They also unsuccessfully tried to remove the word “equality.” 2. Disestablishing the Establishment Clause: A proposal suggesting that high school students be able to “examine the reasons the Founding Fathers protected religious freedom in America by barring government from promoting or disfavoring any particular religion over all others,” was rejected by religious conservatives.
3. The Enlightenment Ends Here: Board members voted to remove Thomas Jefferson from a world history standard about the influence of Enlightenment thinkers on political revolutions from the 1700s to today. Instead, they replaced him with theologians Thomas Aquinas and John Calvin. Then, because neither were Enlightenment thinkers, board members also removed the word “Enlightenment.” 4. A Free Substitute for Capitalism: Board conservatives banned the word “capitalism” from the standards, arguing that “liberal professors in academia” use the word in a negative way. The phrase “free enterprise” is to be used in its place.
5. McCarthy, Great American Hero: Led by McLeroy, board members voted to require students to learn about “communist infiltration” in the 1950s in an attempt to absolve Joseph McCarthy for his Cold War Communist witch hunts. McLeroy asserted inaccurately that McCarthy has been “vindicated by history.” 6. Expunge the (Brown) Socialist: The board took Dolores Huerta, co-founder of United Farm Workers of America, from a Grade 3 list of “historical and contemporary figures who have exemplified good citizenship” because she was a socialist. Inexplicably, socialist Helen Keller remained on the same list.

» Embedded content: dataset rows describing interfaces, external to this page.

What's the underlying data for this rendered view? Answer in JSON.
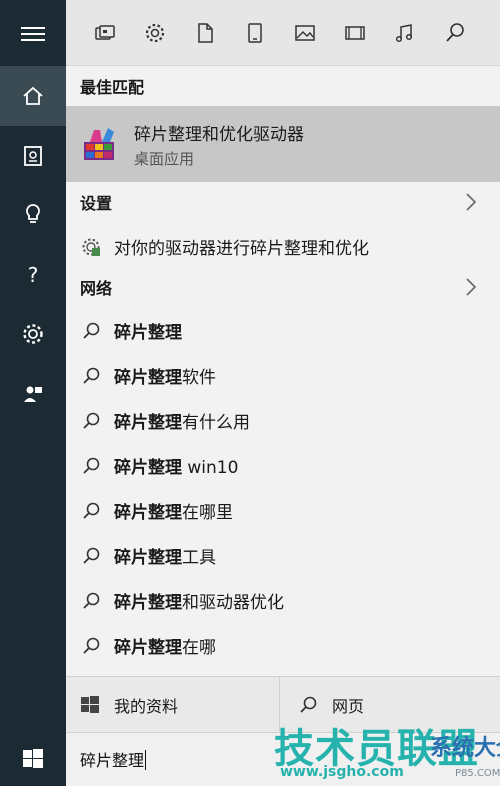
{
  "topbar": {
    "filters": [
      "apps-icon",
      "settings-icon",
      "document-icon",
      "tablet-icon",
      "photo-icon",
      "video-icon",
      "music-icon",
      "search-icon"
    ]
  },
  "rail": {
    "items": [
      "hamburger-icon",
      "home-icon",
      "notebook-icon",
      "lightbulb-icon",
      "help-icon",
      "gear-icon",
      "feedback-icon"
    ]
  },
  "best_match": {
    "header": "最佳匹配",
    "title": "碎片整理和优化驱动器",
    "subtitle": "桌面应用"
  },
  "settings": {
    "header": "设置",
    "item": "对你的驱动器进行碎片整理和优化"
  },
  "web": {
    "header": "网络",
    "suggestions": [
      {
        "bold": "碎片整理",
        "rest": ""
      },
      {
        "bold": "碎片整理",
        "rest": "软件"
      },
      {
        "bold": "碎片整理",
        "rest": "有什么用"
      },
      {
        "bold": "碎片整理",
        "rest": " win10"
      },
      {
        "bold": "碎片整理",
        "rest": "在哪里"
      },
      {
        "bold": "碎片整理",
        "rest": "工具"
      },
      {
        "bold": "碎片整理",
        "rest": "和驱动器优化"
      },
      {
        "bold": "碎片整理",
        "rest": "在哪"
      }
    ]
  },
  "bottom_tabs": {
    "my_stuff": "我的资料",
    "web": "网页"
  },
  "search": {
    "value": "碎片整理"
  },
  "watermark": {
    "main": "技术员联盟",
    "side": "系统大全",
    "url": "www.jsgho.com",
    "url2": "P85.COM"
  },
  "colors": {
    "rail": "#1c2b33",
    "highlight": "#c7c7c7",
    "watermark_teal": "#27b3ad"
  }
}
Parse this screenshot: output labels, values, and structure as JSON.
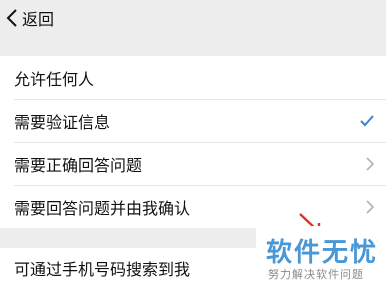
{
  "nav": {
    "back_label": "返回",
    "back_icon": "chevron-left-icon"
  },
  "options": [
    {
      "label": "允许任何人",
      "selected": false,
      "accessory": "none"
    },
    {
      "label": "需要验证信息",
      "selected": true,
      "accessory": "checkmark-icon"
    },
    {
      "label": "需要正确回答问题",
      "selected": false,
      "accessory": "chevron-right-icon"
    },
    {
      "label": "需要回答问题并由我确认",
      "selected": false,
      "accessory": "chevron-right-icon"
    }
  ],
  "phone_search": {
    "label": "可通过手机号码搜索到我"
  },
  "watermark": {
    "title": "软件无忧",
    "subtitle": "努力解决软件问题"
  },
  "colors": {
    "background": "#ededed",
    "cell": "#ffffff",
    "accent": "#3b82d6",
    "chevron": "#b2b2b2",
    "watermark_title": "#4a97d6",
    "pointer_arrow": "#e0302a"
  }
}
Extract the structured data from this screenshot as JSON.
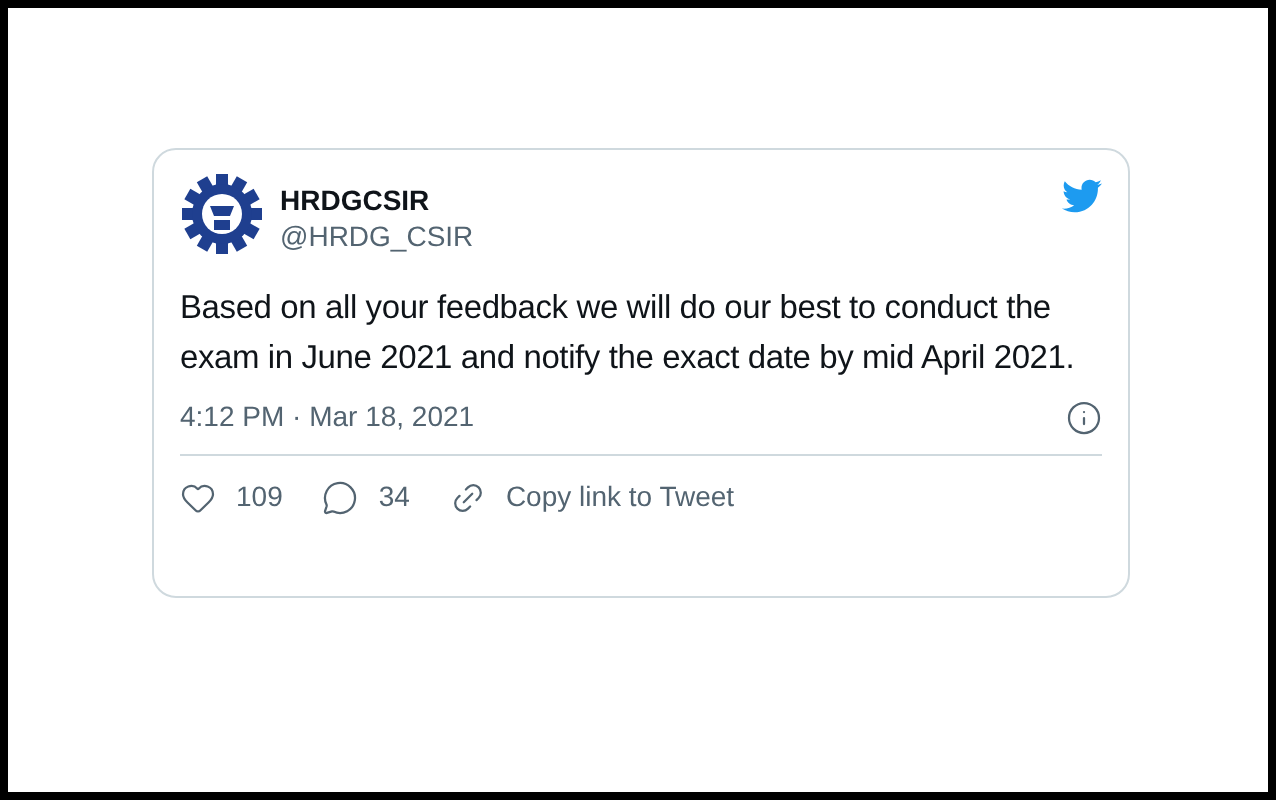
{
  "tweet": {
    "author_name": "HRDGCSIR",
    "handle": "@HRDG_CSIR",
    "text": "Based on all your feedback we will do our best to conduct the exam in June 2021 and notify the exact date by mid April 2021.",
    "timestamp": "4:12 PM · Mar 18, 2021",
    "actions": [
      {
        "kind": "like",
        "label": "109"
      },
      {
        "kind": "reply",
        "label": "34"
      },
      {
        "kind": "copy",
        "label": "Copy link to Tweet"
      }
    ]
  }
}
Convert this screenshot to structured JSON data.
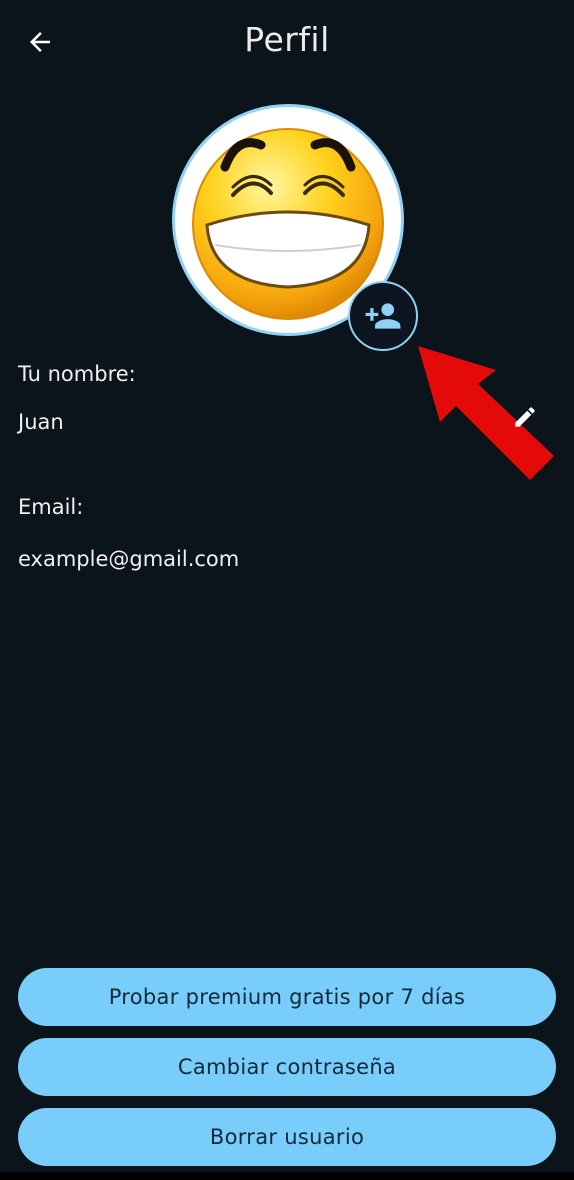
{
  "header": {
    "title": "Perfil",
    "back_icon": "arrow-left-icon"
  },
  "avatar": {
    "image": "laughing-emoji",
    "add_icon": "person-add-icon"
  },
  "profile": {
    "name_label": "Tu nombre:",
    "name_value": "Juan",
    "edit_icon": "pencil-icon",
    "email_label": "Email:",
    "email_value": "example@gmail.com"
  },
  "actions": {
    "premium_label": "Probar premium gratis por 7 días",
    "change_password_label": "Cambiar contraseña",
    "delete_user_label": "Borrar usuario"
  },
  "annotation": {
    "arrow_icon": "red-arrow-icon"
  },
  "colors": {
    "background": "#0b131b",
    "accent": "#79cdfa",
    "annotation": "#e40a0a"
  }
}
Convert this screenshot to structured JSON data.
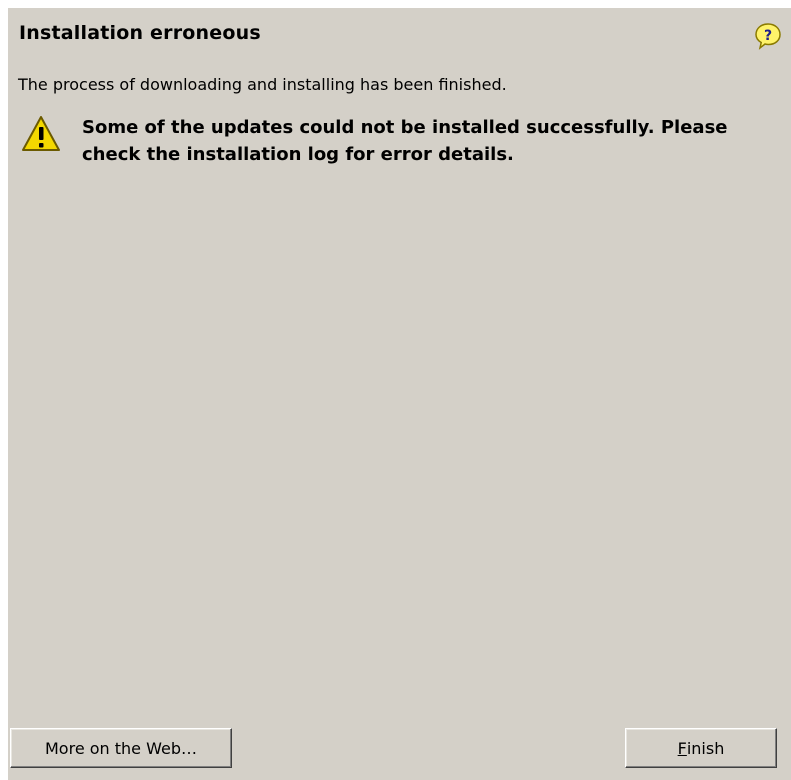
{
  "dialog": {
    "title": "Installation erroneous",
    "description": "The process of downloading and installing has been finished.",
    "warning_message": "Some of the updates could not be installed successfully. Please check the installation log for error details.",
    "icons": {
      "help": "help-question-icon",
      "warning": "warning-triangle-icon"
    }
  },
  "buttons": {
    "more_on_web": "More on the Web…",
    "finish_mnemonic": "F",
    "finish_rest": "inish"
  },
  "colors": {
    "dialog_background": "#d4d0c8",
    "warning_yellow": "#f4d800",
    "help_yellow": "#fff36a"
  }
}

7. A Hero Ain’t Nothin’ But a Conservative: Students are required to learn about “conservative heroes and icons” like Phyllis Schlafly, the Heritage Foundation and the Moral Majority. No similar standard is required for “liberal heroes and icons.” 8. History, Rewritten by the Losers: When studying the writings of President Abraham Lincoln, 8th-grade students are also required learn about Jefferson Davis’ inaugural address as president of the Confederacy during the Civil War in their US history class.
9. Declaring Culture War on Liberal Programs: Students are required to learn about “any unintended consequences” of the Great Society, affirmative action, and Title IX. 10. As Goes Hollywood So Goes the Texas School Board: The board removed freedom fighter and Salvadoran archbishop Oscar Romero, who was assassinated during Mass, from a standard about leaders who resisted political oppression. The reason? Because they hadn’t heard of him and, as one board member said, “he didn’t have his own movie” like Nelson Mandela and Mohandas Gandhi. (Lebo L.; April, 2010)
[/i] Retrieved from http://www.modern-simplicity.com/2010/12/eat-wholly.html
[/i] Retrieved from http:// www.capitol.state.tx.us/statues/ed/ed003100toc.html Lebo L., (2010). [i] Texas Textbook Massacre Deceitful Propaganda Campaign or Tempest in a Teapot. [/i] Retrieved from http://liveshots.blogs.foxnews.com/2010/05/19/19467/? Moyer, B. (July 2012) Bill-Moyers-messing-with-Texas-textbooks. Retrieved June 29, 2012, http://truth-out.org/news/item/10188.